all of whom it speaks the same tongue. The Compasses circumscribe the
desires of Masons wheresoever dispersed; the secret of the Square, held
between the points of the Compasses is universal.
in our ritual are taken from the Old Testament. Almost every name in a
Masonic lodge is from the Scriptures. In the Great Light are found those
simple teachings of the universality of brotherhood, the love of God for
his children, the hope of immortality, which are the very essence of
Freemasonry. Let it be emphasized; these are the teachings of
Freemasonry in every tongue, in every land, for those of every faith.
Our Great Light is but a symbol of the Volume of the Sacred

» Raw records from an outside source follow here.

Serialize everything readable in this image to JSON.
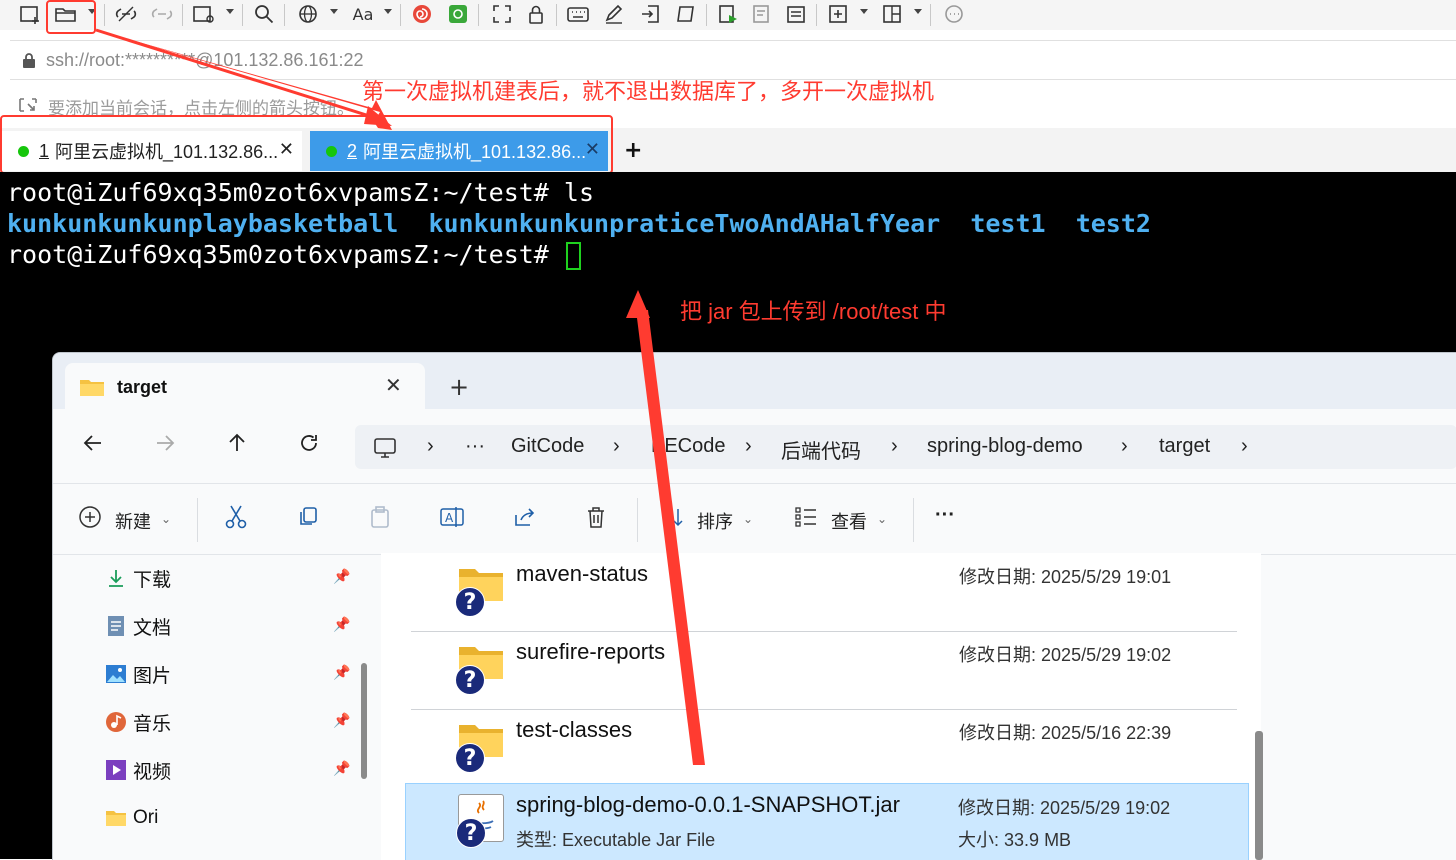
{
  "address": {
    "url": "ssh://root:**********@101.132.86.161:22"
  },
  "hint": {
    "text": "要添加当前会话，点击左侧的箭头按钮。"
  },
  "tabs": [
    {
      "number": "1",
      "label": "阿里云虚拟机_101.132.86...",
      "status_color": "#16c60c"
    },
    {
      "number": "2",
      "label": "阿里云虚拟机_101.132.86...",
      "status_color": "#16c60c"
    }
  ],
  "tab_add": "+",
  "terminal": {
    "prompt1": "root@iZuf69xq35m0zot6xvpamsZ:~/test# ls",
    "dirs": [
      "kunkunkunkunplaybasketball",
      "kunkunkunkunpraticeTwoAndAHalfYear",
      "test1",
      "test2"
    ],
    "prompt2": "root@iZuf69xq35m0zot6xvpamsZ:~/test# "
  },
  "annotations": {
    "note1": "第一次虚拟机建表后，就不退出数据库了，多开一次虚拟机",
    "note2": "把 jar 包上传到 /root/test 中",
    "color": "#ff3b30"
  },
  "explorer": {
    "tab_title": "target",
    "new_tab": "+",
    "breadcrumb": [
      "···",
      "GitCode",
      "EECode",
      "后端代码",
      "spring-blog-demo",
      "target"
    ],
    "commands": {
      "new": "新建",
      "sort": "排序",
      "view": "查看",
      "more": "···"
    },
    "sidebar": [
      {
        "label": "下载",
        "icon": "download-icon"
      },
      {
        "label": "文档",
        "icon": "document-icon"
      },
      {
        "label": "图片",
        "icon": "pictures-icon"
      },
      {
        "label": "音乐",
        "icon": "music-icon"
      },
      {
        "label": "视频",
        "icon": "video-icon"
      },
      {
        "label": "Ori",
        "icon": "folder-icon"
      }
    ],
    "files": [
      {
        "name": "maven-status",
        "modified_label": "修改日期:",
        "modified": "2025/5/29 19:01"
      },
      {
        "name": "surefire-reports",
        "modified_label": "修改日期:",
        "modified": "2025/5/29 19:02"
      },
      {
        "name": "test-classes",
        "modified_label": "修改日期:",
        "modified": "2025/5/16 22:39"
      },
      {
        "name": "spring-blog-demo-0.0.1-SNAPSHOT.jar",
        "modified_label": "修改日期:",
        "modified": "2025/5/29 19:02",
        "type_label": "类型:",
        "type": "Executable Jar File",
        "size_label": "大小:",
        "size": "33.9 MB",
        "selected": true
      }
    ]
  }
}
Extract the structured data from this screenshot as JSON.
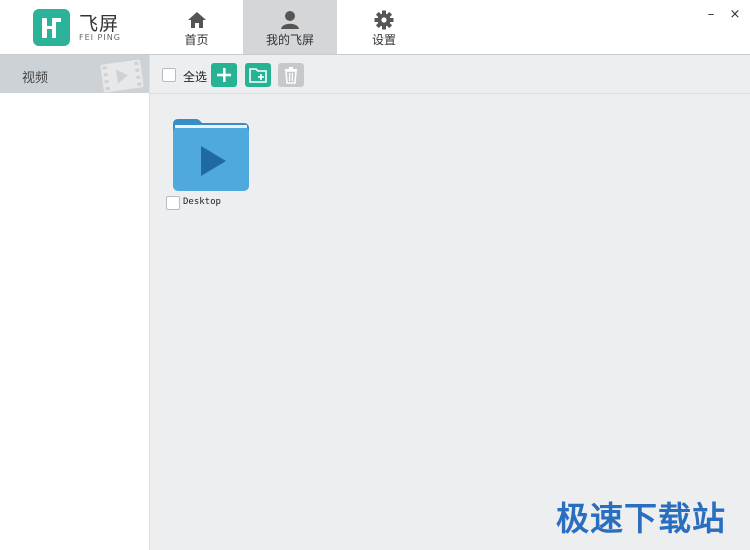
{
  "app": {
    "name_cn": "飞屏",
    "name_en": "FEI PING"
  },
  "nav": {
    "tabs": [
      {
        "label": "首页",
        "icon": "home-icon"
      },
      {
        "label": "我的飞屏",
        "icon": "user-icon",
        "active": true
      },
      {
        "label": "设置",
        "icon": "gear-icon"
      }
    ]
  },
  "window": {
    "minimize": "–",
    "close": "×"
  },
  "sidebar": {
    "items": [
      {
        "label": "视频",
        "icon": "video-film-icon",
        "active": true
      }
    ]
  },
  "toolbar": {
    "select_all_label": "全选"
  },
  "files": [
    {
      "name": "Desktop",
      "type": "video-folder"
    }
  ],
  "watermark": "极速下载站",
  "colors": {
    "accent": "#25b394",
    "folder": "#4fa9dc",
    "active_tab": "#d4d6d8",
    "content_bg": "#eceef0"
  }
}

Law . Freemasonry is no more a Christian organization than it is Jewish
or Mohammedan or Brahmin. Its use of the collection of sacred writings
of the Jews (Old Testament) and the Gospels of the New Testament as the
Great Light must not confuse the initiate so that he reads into
Freemasonry a sectarian character which is not there.